Which word best describes the consistent state of your soul: peace or adrenaline?
Are you characterized by “untroubled, undisturbed composure and well-being” (New Testament Greek definition of peace), or are you in a constantly stressed, adrenaline-laced, fight-or-flight posture?
Most of us would align with the latter. It is the bane of our 21st-century Western Civilization existence to ride the endless roller coaster of adrenaline spikes and crashes.
And it is actually kind of funny when we consider that we are seldom engaged in activities that truly warrant that kind of response. We do not have to physically run from predators to save our lives. We do not have to hunt and overpower smaller prey if we want to eat dinner tonight. We are not surrounded by constant dangers that startle us and send our hearts into panicked palpitations.

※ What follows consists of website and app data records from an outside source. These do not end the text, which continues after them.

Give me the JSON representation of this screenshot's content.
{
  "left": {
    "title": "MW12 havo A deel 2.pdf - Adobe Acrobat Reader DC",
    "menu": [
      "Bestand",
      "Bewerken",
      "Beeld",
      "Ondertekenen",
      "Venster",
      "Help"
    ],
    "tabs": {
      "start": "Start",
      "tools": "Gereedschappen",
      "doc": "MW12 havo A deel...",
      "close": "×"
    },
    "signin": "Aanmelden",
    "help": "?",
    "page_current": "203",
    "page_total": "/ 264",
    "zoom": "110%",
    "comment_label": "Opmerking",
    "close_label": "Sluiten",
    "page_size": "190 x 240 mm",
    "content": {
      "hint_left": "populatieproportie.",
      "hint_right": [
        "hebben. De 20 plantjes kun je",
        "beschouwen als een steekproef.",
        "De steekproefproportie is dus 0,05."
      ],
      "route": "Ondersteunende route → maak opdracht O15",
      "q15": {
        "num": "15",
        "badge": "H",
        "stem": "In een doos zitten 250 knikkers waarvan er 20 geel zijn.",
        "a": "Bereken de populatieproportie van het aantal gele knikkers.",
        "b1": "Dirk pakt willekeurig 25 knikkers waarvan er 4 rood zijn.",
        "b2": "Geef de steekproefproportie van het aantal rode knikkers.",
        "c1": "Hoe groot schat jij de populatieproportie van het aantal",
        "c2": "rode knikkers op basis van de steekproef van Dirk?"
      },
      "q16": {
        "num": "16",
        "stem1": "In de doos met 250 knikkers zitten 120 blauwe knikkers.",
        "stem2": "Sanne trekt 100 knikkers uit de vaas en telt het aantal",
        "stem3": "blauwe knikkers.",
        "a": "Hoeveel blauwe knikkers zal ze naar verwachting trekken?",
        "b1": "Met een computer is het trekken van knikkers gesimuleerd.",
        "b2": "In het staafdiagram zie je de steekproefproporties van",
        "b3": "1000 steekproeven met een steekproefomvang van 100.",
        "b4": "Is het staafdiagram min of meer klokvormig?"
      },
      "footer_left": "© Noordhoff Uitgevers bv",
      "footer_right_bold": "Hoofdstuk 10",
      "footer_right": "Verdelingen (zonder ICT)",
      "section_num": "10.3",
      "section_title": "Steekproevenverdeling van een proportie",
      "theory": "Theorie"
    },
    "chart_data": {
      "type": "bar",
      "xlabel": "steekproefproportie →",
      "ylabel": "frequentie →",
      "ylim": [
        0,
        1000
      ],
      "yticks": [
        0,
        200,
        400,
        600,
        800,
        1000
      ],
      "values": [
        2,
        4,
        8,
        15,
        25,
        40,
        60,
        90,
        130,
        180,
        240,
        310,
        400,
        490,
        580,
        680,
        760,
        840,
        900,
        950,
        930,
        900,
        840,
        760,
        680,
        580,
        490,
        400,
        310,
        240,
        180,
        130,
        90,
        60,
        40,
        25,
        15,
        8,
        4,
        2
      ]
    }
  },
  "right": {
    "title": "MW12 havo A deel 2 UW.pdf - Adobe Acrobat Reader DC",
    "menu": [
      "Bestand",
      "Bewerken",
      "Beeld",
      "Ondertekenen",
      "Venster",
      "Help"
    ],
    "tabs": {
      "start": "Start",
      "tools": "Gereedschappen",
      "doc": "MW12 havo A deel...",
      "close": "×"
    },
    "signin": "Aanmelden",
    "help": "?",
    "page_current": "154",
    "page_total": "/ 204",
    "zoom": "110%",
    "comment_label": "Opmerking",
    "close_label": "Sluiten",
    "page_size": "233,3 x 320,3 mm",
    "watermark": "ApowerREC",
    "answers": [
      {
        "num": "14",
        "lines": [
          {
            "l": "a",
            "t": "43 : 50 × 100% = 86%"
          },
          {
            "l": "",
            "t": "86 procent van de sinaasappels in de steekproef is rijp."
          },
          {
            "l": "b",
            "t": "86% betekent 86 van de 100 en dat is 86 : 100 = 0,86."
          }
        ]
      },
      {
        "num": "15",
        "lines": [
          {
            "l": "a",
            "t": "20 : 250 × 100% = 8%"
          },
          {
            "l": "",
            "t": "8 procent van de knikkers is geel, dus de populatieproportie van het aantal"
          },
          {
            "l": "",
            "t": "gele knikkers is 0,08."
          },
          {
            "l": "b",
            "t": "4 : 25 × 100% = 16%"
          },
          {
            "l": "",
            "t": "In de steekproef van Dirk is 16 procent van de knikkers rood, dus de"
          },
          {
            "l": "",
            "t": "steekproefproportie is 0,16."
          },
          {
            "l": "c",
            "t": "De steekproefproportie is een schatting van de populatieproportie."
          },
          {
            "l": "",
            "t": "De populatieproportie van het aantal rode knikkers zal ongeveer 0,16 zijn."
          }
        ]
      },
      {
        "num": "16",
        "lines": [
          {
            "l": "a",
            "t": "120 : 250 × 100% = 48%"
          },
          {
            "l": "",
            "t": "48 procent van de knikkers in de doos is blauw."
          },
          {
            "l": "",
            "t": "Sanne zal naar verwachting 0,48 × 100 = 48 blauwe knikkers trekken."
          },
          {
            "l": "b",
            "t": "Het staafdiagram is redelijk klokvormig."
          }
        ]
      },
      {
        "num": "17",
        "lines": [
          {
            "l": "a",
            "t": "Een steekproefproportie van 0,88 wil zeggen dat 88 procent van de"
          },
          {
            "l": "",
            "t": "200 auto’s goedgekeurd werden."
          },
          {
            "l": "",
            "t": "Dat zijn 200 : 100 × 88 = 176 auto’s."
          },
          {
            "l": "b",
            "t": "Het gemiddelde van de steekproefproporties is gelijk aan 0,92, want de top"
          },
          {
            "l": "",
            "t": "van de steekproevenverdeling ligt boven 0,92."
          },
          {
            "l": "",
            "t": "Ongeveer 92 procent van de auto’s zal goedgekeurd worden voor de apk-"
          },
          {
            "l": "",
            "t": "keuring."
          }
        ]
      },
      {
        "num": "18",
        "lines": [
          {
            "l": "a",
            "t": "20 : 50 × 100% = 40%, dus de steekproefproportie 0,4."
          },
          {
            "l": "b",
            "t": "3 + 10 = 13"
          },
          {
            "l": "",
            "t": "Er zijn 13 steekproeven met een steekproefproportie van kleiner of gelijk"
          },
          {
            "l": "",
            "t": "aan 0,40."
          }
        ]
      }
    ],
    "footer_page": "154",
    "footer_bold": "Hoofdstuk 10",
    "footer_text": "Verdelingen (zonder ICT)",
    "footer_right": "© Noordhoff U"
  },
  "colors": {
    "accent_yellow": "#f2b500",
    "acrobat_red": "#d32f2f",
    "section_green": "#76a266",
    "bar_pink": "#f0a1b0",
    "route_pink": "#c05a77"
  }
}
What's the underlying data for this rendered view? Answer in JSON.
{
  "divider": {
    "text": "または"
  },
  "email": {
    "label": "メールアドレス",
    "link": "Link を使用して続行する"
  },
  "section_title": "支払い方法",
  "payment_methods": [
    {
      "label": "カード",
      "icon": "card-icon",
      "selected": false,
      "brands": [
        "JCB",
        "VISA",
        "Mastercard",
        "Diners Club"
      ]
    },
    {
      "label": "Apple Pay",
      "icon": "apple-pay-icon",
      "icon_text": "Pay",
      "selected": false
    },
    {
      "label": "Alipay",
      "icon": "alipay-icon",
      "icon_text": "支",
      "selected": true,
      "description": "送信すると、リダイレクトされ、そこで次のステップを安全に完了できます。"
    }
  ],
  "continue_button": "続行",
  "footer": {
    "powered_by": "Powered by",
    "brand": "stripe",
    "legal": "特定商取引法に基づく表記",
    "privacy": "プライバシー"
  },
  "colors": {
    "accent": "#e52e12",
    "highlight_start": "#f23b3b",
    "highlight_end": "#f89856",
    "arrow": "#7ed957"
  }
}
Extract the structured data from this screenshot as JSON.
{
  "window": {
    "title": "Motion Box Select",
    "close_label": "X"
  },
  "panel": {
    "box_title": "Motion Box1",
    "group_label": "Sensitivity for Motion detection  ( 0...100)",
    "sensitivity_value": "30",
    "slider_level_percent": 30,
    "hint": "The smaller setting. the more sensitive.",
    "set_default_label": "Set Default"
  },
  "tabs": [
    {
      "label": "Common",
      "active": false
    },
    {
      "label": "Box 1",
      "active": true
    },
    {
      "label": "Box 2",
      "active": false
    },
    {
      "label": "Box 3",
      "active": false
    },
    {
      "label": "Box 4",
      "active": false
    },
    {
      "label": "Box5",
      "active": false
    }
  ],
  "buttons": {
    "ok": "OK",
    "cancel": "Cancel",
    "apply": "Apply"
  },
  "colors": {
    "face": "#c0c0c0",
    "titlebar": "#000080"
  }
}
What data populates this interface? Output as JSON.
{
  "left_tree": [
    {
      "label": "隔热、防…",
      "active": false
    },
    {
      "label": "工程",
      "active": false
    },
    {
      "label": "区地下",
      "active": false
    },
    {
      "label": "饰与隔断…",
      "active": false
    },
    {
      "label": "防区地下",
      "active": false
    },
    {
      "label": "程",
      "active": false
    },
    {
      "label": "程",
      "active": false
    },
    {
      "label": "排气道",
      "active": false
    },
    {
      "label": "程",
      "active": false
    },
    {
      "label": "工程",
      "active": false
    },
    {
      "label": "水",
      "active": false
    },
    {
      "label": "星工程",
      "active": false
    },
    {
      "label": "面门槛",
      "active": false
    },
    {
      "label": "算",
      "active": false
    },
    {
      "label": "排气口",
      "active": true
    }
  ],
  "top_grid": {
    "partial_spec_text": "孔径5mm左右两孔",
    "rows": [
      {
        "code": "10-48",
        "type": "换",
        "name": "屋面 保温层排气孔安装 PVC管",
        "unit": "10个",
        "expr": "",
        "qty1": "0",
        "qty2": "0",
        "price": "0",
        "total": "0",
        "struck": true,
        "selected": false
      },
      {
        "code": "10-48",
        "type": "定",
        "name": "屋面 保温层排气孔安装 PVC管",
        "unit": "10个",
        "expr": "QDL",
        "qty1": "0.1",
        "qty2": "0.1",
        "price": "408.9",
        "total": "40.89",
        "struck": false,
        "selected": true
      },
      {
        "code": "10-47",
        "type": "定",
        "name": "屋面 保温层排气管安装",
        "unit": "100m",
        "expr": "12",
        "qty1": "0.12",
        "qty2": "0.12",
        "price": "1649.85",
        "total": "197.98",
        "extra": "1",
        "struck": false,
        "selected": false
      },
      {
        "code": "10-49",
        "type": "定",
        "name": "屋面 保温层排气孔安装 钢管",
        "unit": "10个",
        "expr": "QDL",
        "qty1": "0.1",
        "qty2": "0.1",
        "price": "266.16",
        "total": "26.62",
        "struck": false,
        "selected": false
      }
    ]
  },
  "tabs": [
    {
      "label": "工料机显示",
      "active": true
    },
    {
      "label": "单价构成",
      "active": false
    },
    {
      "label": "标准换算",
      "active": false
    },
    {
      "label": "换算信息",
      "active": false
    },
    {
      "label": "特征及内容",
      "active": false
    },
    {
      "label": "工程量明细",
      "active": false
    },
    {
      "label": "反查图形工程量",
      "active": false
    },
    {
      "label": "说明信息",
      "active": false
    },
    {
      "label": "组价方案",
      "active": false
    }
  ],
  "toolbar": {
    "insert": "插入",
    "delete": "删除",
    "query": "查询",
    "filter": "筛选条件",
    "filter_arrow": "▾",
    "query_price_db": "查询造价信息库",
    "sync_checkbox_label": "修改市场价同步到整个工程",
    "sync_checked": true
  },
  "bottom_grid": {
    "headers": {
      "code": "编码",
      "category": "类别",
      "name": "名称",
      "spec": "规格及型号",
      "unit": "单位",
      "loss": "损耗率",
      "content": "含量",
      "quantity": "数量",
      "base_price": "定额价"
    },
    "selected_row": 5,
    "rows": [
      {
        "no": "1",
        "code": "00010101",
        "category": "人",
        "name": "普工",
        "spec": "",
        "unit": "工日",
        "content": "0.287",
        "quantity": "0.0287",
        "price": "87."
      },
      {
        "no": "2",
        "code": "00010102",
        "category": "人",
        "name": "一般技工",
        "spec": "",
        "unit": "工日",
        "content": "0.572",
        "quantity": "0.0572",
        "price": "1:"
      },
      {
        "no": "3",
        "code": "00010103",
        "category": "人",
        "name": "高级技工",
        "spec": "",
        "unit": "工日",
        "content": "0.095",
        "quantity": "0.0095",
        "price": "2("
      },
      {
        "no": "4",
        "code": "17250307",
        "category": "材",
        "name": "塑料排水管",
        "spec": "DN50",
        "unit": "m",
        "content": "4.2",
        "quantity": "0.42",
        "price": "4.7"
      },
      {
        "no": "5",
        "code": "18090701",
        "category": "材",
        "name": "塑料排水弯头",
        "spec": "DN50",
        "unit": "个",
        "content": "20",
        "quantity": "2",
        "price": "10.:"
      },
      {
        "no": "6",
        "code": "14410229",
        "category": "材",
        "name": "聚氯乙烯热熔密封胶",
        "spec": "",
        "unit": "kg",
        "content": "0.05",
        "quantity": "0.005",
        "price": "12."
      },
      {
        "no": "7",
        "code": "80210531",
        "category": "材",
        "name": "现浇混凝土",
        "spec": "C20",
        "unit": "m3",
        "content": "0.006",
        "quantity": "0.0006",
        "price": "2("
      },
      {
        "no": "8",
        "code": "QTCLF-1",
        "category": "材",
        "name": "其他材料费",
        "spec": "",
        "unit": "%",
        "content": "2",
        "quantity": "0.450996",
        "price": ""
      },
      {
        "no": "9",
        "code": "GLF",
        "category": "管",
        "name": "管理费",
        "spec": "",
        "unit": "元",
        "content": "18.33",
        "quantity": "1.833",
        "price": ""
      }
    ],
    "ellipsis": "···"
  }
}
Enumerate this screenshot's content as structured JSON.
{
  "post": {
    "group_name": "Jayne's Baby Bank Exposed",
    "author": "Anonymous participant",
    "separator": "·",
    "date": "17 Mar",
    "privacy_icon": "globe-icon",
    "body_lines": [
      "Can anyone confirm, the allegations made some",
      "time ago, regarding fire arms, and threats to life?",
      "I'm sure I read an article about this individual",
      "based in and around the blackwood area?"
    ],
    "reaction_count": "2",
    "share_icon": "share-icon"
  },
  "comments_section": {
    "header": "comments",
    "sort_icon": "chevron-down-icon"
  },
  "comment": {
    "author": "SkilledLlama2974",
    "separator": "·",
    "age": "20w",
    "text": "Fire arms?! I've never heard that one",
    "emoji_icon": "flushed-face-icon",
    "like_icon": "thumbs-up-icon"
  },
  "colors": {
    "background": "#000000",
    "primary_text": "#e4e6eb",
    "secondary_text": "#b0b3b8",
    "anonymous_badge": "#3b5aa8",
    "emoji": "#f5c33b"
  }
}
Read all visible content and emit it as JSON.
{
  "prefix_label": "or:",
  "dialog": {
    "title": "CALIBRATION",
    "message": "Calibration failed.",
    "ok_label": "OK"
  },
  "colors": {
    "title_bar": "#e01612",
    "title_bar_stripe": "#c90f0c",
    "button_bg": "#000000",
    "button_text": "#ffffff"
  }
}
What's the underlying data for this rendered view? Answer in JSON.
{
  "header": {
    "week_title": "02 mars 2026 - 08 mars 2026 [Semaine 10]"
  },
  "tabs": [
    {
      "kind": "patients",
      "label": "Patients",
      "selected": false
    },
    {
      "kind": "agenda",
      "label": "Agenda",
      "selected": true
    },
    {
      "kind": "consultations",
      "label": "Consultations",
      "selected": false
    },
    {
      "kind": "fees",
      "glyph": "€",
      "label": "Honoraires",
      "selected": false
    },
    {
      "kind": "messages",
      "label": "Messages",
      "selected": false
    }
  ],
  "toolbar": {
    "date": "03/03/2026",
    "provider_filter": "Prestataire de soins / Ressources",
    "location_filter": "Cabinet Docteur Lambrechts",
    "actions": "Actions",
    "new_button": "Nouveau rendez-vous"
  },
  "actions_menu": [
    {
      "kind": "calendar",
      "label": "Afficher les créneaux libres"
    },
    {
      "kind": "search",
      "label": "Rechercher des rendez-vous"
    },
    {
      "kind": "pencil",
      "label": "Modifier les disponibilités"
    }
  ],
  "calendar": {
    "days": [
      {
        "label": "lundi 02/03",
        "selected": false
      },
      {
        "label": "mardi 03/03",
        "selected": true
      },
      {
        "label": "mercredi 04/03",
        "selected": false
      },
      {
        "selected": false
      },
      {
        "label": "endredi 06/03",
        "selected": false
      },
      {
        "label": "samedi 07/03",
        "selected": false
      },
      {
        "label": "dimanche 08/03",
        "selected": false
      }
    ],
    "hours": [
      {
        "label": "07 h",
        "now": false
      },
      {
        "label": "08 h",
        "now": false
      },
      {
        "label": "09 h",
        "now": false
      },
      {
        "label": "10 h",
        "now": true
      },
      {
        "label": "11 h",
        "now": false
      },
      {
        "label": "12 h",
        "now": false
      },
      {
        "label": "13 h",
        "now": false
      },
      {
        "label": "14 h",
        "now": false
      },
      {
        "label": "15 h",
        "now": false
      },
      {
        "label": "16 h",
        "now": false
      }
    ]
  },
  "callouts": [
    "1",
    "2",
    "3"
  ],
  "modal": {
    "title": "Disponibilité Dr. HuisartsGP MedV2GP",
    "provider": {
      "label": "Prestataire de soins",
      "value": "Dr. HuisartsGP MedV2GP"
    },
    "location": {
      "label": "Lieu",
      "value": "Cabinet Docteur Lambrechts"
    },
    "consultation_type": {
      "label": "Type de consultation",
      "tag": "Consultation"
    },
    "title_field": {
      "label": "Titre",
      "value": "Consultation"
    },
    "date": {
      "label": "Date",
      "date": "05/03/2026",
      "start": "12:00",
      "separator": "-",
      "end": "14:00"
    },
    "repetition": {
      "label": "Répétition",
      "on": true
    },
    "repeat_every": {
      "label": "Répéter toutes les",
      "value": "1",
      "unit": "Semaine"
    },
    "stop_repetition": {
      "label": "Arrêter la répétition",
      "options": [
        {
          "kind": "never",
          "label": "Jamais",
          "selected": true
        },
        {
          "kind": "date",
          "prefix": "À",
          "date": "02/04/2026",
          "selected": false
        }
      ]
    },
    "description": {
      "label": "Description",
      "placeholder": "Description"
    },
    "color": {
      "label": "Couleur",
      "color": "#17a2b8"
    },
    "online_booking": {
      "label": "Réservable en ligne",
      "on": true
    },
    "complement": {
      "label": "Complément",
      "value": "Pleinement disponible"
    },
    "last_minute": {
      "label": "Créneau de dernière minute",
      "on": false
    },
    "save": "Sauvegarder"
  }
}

Except that we are.
Although the comforts of our modern life have never been greater, the pressures and stresses of life have risen alongside them, and most people are awash in an unstable sea of pressures, insecurities, and demands that are beyond our control.
We need two scoops of adrenaline with our morning coffee just to survive.
Fortunately, it is into this kind of world that the Gospel message still speaks: “Glory to God in the highest, and on earth peace, goodwill toward men.” (Luke 2:14 emphasis added)
How do we move beyond the adrenaline and access that peace?
- It begins by accepting Jesus’ gift of eternal life so that our existential worries can melt away.
- Second, we practice love and forgiveness even when we are wronged. A forgiving soul is like Teflon to the stickiness of stress and anxiety.
- Finally, we hearken to the words of the late Dallas Willard who wrote, “Because He who loves me is Love, I live beyond harm in His hands. There is nothing that can happen to me that will not (eventually) turn out to my good. Nothing.”
The psalmist was telling the truth—we really can be still and know that He is God. (Psalm 46:10)
 Willard, Dallas, The Renovation of the Heart, Navpress, Colorado Springs, CO, 2002, 135